"We are definitely an underdog in this race," she added. "A bunch of other candidates have already guaranteed their spots on the debate stage with both their polling and their number of donors."
It's common for politicians to employ melodramatic language in fundraising emails to catch people's attention. Nevertheless, Gravel's staff tweeted its amusement at Gillibrand's predicament on Tuesday: "lol."
— Mike Gravel (@MikeGravel) May 14, 2019
The former Alaska senator, who turned 89 on Monday, is pitching a far-left platform and claims he is "running to win," although he initially said his intention was to influence the race but not to be the nominee.
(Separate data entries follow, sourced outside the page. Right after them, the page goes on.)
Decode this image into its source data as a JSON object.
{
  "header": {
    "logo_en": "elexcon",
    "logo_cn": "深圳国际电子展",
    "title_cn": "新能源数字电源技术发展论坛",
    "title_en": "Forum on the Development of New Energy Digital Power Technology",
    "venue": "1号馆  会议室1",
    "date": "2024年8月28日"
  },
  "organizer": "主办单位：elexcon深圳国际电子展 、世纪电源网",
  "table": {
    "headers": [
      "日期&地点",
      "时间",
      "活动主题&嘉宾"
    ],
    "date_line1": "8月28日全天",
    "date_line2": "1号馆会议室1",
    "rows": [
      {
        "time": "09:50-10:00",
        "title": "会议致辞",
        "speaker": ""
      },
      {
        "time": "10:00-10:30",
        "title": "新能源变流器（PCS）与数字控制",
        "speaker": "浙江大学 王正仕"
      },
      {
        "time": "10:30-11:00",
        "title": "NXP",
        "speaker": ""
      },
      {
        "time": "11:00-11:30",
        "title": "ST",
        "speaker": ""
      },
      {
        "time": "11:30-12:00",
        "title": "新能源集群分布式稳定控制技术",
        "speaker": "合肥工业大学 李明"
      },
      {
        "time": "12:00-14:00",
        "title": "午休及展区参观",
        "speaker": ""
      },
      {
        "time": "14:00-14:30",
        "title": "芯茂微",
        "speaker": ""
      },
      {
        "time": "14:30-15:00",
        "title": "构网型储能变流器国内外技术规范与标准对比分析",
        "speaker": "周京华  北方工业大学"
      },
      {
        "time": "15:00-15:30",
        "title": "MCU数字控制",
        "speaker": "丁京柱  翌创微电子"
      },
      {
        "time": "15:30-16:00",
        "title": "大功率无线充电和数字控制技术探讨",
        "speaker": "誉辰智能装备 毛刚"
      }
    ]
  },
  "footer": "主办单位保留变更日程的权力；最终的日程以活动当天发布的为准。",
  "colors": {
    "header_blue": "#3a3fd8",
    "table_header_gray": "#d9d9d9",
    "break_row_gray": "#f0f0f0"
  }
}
Gillibrand complained in a recent interview about the DNC's donor threshold.
"That's an odd measurable," she told CNN. "Like, why do you make that your measurable as opposed to have you won elections before and have you ever run statewide before and how many votes have you gotten before and have you passed legislation and are you effective in your job?"
"I think it's random and inaccurate, but it's their choice," she went on. "They're the DNC, so I'll follow the rules that are given and I'll have to play by the rules. … I don't think it's a measure of success. I don't think it's a measure of electability. I don't think it's a measure of quality of candidate."